Let’s talk about phobias. Generally, a phobia is regarded as an irrational fear related to anything from objects, animals, insects, situations or even spaces that are of no objective danger or threat. Yet where do they come from? What are they all about?

In psychoanalysis, the fear connected to a phobia does not come from the phobic object in and of itself directly, but instead comes from what it is that the object stirs up for the individual within the mind, specifically their unconscious mind. A phobic symptom develops because a mental representation produces too much anxiety that cannot be tolerated at a conscious level. The representation is thus repressed within the unconscious and its corresponding affect breaks away and becomes displaced on to ‘the phobic object’, which is located outside of the individual and safely out of sight of the original representation.
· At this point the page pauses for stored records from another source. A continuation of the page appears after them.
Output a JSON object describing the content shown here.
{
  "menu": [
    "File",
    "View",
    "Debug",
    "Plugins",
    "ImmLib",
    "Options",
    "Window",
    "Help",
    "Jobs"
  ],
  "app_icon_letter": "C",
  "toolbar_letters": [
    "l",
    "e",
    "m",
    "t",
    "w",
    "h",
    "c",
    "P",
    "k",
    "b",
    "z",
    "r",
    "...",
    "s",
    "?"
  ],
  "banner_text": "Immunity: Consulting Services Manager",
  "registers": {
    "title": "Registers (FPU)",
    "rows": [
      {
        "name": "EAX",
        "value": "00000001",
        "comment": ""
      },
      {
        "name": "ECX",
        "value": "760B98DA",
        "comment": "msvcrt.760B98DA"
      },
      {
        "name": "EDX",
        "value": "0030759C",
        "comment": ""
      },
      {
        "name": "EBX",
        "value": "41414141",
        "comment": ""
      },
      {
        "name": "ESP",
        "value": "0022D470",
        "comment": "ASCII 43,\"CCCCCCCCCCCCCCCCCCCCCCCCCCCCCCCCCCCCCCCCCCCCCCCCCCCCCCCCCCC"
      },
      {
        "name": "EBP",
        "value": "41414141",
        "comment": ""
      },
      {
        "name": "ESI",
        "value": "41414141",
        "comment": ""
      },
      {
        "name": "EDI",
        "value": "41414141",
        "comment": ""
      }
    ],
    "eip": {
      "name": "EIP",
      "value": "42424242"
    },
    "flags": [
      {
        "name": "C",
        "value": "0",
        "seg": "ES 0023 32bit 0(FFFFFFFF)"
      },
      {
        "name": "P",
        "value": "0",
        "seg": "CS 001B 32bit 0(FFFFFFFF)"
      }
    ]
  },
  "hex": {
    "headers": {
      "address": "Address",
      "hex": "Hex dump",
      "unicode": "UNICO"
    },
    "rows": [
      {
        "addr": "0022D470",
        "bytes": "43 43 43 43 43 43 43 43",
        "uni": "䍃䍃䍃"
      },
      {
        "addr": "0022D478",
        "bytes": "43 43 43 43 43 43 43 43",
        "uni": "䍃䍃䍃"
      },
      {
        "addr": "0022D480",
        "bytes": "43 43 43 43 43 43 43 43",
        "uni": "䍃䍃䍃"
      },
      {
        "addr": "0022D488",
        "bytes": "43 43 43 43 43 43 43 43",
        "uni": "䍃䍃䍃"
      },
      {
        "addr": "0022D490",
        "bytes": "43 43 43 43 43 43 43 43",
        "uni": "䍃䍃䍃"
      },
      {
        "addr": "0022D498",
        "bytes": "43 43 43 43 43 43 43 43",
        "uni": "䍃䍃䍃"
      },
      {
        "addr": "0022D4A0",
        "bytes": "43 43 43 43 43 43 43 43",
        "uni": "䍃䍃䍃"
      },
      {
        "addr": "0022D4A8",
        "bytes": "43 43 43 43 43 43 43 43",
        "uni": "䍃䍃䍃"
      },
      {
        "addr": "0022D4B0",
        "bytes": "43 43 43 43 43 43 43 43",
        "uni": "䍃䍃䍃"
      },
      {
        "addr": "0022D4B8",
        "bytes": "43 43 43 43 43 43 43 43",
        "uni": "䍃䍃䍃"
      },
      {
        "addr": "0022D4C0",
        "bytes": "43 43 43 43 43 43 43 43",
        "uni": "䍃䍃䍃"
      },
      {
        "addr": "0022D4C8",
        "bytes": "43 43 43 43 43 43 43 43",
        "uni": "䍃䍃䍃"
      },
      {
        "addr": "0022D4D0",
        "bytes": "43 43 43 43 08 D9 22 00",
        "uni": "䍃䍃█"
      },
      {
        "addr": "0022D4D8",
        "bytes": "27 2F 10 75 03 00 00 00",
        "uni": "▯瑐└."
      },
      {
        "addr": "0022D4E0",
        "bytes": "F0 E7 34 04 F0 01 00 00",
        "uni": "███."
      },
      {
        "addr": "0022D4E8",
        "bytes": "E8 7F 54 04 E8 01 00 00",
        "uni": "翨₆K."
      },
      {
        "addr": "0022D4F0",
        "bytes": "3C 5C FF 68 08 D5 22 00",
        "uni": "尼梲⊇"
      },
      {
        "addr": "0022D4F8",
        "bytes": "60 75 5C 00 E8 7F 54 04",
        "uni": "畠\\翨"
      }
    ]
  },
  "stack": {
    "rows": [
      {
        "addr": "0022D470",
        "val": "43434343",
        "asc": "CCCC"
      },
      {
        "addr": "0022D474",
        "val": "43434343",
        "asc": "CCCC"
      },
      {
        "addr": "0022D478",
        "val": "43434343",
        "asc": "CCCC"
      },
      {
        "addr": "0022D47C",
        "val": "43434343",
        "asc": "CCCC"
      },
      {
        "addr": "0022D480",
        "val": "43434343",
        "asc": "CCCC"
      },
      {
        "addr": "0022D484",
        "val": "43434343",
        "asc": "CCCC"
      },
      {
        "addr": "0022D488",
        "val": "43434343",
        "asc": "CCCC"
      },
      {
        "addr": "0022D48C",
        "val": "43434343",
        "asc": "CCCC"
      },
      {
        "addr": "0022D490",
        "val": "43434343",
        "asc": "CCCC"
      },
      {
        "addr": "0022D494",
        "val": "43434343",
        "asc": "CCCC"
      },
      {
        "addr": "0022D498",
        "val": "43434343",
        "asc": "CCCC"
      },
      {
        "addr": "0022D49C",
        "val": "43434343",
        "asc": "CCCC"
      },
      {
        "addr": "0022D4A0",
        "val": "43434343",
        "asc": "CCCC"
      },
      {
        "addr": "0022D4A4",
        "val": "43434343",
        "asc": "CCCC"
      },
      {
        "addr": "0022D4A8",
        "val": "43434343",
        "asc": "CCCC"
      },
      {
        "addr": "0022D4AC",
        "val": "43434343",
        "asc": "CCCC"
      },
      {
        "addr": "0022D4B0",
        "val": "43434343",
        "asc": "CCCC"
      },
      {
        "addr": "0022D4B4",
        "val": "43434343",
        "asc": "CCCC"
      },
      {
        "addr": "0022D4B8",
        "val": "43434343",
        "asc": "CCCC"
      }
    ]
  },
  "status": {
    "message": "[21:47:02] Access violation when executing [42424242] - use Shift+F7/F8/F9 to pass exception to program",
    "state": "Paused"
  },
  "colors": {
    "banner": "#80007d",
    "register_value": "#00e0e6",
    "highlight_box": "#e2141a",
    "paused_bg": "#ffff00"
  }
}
Avoiding one’s phobia repeatedly is all well and good, until it isn’t. Why? Because that repressed thought, wish, fear, desire that is being avoided can only do so for so long before something gives. In some cases, new phobias might emerge, phobic objects may take on a persecutory nature, or even cause the individual’s life to become extremely limited. Despite this being the case, phobias are in fact quite clever constructions of the mind. They are created as a way to alleviate mental tension; by allowing the built-up psychic energy to have an outlet in which to be released, the painful repressed thought is cathected. In other words, psychic energy presented to the suffering subject as inner anxiety becomes converted from something internal to something external. With the phobia now occupying the position of threat as the individual situates the source of anxiety on to it, subsequently this anxiety can now too be avoided.

For example, the woman who finds herself with a phobia of dogs may be concealing an unconscious fear of her own aggression. It is too painful to know about and so the woman’s deep rooted aggression becomes displaced on to a fear of dogs. This occurs via a very particular and unique unconscious process of significations, associations and attributions that has resulted in the woman’s translation of dogs as equalling aggression. Her mind has created a scenario that grazes the surface of unconsciousness ever so slightly; she can just about identify her anxiety, but then can escape it by avoiding it, and be free of her anxiety. Instead of her fear being of herself, she now has a fear of something else that can be avoided. Or can it? Since we know that with any unconscious material that tends to be avoided or put away, eventually it will find a way to surface itself and find expression, if not in one way then in another.

So how to treat a phobia? Psychoanalytic treatment can be helpful since the phobia itself is regarded as a symptom of a much wider complex structure of the mind, as opposed to an isolated problem that can be simply erased. During the analytic treatment, the subject’s entire unconscious structure is taken in to consideration and during this exploration, which takes place between client and therapist, the aim is to try and get to the root of the original representation of the phobic object. This is something that requires time; since every person is different and unique, so too is their specific relationship to their phobia. Once they begin to let go of some of the mental resistances they have in place, the phobic affect is given the opportunity to surface and find expression in a new way. When this takes place, the subject can begin to form links from a much less painful position, where the avoided feelings and thoughts can be tolerated and worked through. Essentially the person can live more freely as the anxiety becomes less persecutory.

What are you afraid to know?

Nadia Paruk